** Opening Materials provided block **

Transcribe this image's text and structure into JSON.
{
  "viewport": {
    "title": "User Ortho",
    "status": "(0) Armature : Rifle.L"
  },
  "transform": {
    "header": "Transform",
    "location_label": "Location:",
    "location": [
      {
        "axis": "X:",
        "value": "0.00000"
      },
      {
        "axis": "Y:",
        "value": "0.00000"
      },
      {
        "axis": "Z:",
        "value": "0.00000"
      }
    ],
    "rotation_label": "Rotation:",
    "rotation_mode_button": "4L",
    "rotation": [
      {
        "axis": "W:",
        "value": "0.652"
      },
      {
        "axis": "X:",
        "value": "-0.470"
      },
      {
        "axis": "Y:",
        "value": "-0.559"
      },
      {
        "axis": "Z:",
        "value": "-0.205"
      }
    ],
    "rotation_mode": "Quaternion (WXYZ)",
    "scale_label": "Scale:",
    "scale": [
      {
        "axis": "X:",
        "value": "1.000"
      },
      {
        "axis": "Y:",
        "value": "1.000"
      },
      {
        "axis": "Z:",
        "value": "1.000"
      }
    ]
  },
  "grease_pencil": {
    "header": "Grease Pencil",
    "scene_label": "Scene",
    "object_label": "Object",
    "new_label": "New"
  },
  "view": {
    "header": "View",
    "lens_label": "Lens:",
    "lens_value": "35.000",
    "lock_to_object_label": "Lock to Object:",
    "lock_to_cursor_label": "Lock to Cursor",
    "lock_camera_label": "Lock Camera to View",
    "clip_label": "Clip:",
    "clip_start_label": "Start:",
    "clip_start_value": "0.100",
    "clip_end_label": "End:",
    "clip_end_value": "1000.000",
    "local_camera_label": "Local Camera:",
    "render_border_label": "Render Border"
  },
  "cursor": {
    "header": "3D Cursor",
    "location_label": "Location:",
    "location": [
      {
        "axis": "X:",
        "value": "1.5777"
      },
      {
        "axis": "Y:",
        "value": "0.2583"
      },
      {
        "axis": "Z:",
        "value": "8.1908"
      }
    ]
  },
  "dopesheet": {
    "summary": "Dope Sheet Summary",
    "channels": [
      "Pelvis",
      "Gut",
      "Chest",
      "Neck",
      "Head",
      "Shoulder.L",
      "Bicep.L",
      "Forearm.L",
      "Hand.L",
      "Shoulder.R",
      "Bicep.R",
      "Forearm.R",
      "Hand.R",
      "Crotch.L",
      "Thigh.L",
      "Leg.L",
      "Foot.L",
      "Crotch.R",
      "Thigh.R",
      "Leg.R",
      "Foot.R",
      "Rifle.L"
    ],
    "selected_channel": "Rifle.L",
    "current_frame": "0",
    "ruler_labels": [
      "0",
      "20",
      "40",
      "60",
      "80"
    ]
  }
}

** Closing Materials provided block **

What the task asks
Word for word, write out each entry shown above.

Task output
Transcribe this image's text and structure into JSON.
{
  "viewport": {
    "title": "User Ortho",
    "status": "(0) Armature : Rifle.L"
  },
  "transform": {
    "header": "Transform",
    "location_label": "Location:",
    "location": [
      {
        "axis": "X:",
        "value": "0.00000"
      },
      {
        "axis": "Y:",
        "value": "0.00000"
      },
      {
        "axis": "Z:",
        "value": "0.00000"
      }
    ],
    "rotation_label": "Rotation:",
    "rotation_mode_button": "4L",
    "rotation": [
      {
        "axis": "W:",
        "value": "0.652"
      },
      {
        "axis": "X:",
        "value": "-0.470"
      },
      {
        "axis": "Y:",
        "value": "-0.559"
      },
      {
        "axis": "Z:",
        "value": "-0.205"
      }
    ],
    "rotation_mode": "Quaternion (WXYZ)",
    "scale_label": "Scale:",
    "scale": [
      {
        "axis": "X:",
        "value": "1.000"
      },
      {
        "axis": "Y:",
        "value": "1.000"
      },
      {
        "axis": "Z:",
        "value": "1.000"
      }
    ]
  },
  "grease_pencil": {
    "header": "Grease Pencil",
    "scene_label": "Scene",
    "object_label": "Object",
    "new_label": "New"
  },
  "view": {
    "header": "View",
    "lens_label": "Lens:",
    "lens_value": "35.000",
    "lock_to_object_label": "Lock to Object:",
    "lock_to_cursor_label": "Lock to Cursor",
    "lock_camera_label": "Lock Camera to View",
    "clip_label": "Clip:",
    "clip_start_label": "Start:",
    "clip_start_value": "0.100",
    "clip_end_label": "End:",
    "clip_end_value": "1000.000",
    "local_camera_label": "Local Camera:",
    "render_border_label": "Render Border"
  },
  "cursor": {
    "header": "3D Cursor",
    "location_label": "Location:",
    "location": [
      {
        "axis": "X:",
        "value": "1.5777"
      },
      {
        "axis": "Y:",
        "value": "0.2583"
      },
      {
        "axis": "Z:",
        "value": "8.1908"
      }
    ]
  },
  "dopesheet": {
    "summary": "Dope Sheet Summary",
    "channels": [
      "Pelvis",
      "Gut",
      "Chest",
      "Neck",
      "Head",
      "Shoulder.L",
      "Bicep.L",
      "Forearm.L",
      "Hand.L",
      "Shoulder.R",
      "Bicep.R",
      "Forearm.R",
      "Hand.R",
      "Crotch.L",
      "Thigh.L",
      "Leg.L",
      "Foot.L",
      "Crotch.R",
      "Thigh.R",
      "Leg.R",
      "Foot.R",
      "Rifle.L"
    ],
    "selected_channel": "Rifle.L",
    "current_frame": "0",
    "ruler_labels": [
      "0",
      "20",
      "40",
      "60",
      "80"
    ]
  }
}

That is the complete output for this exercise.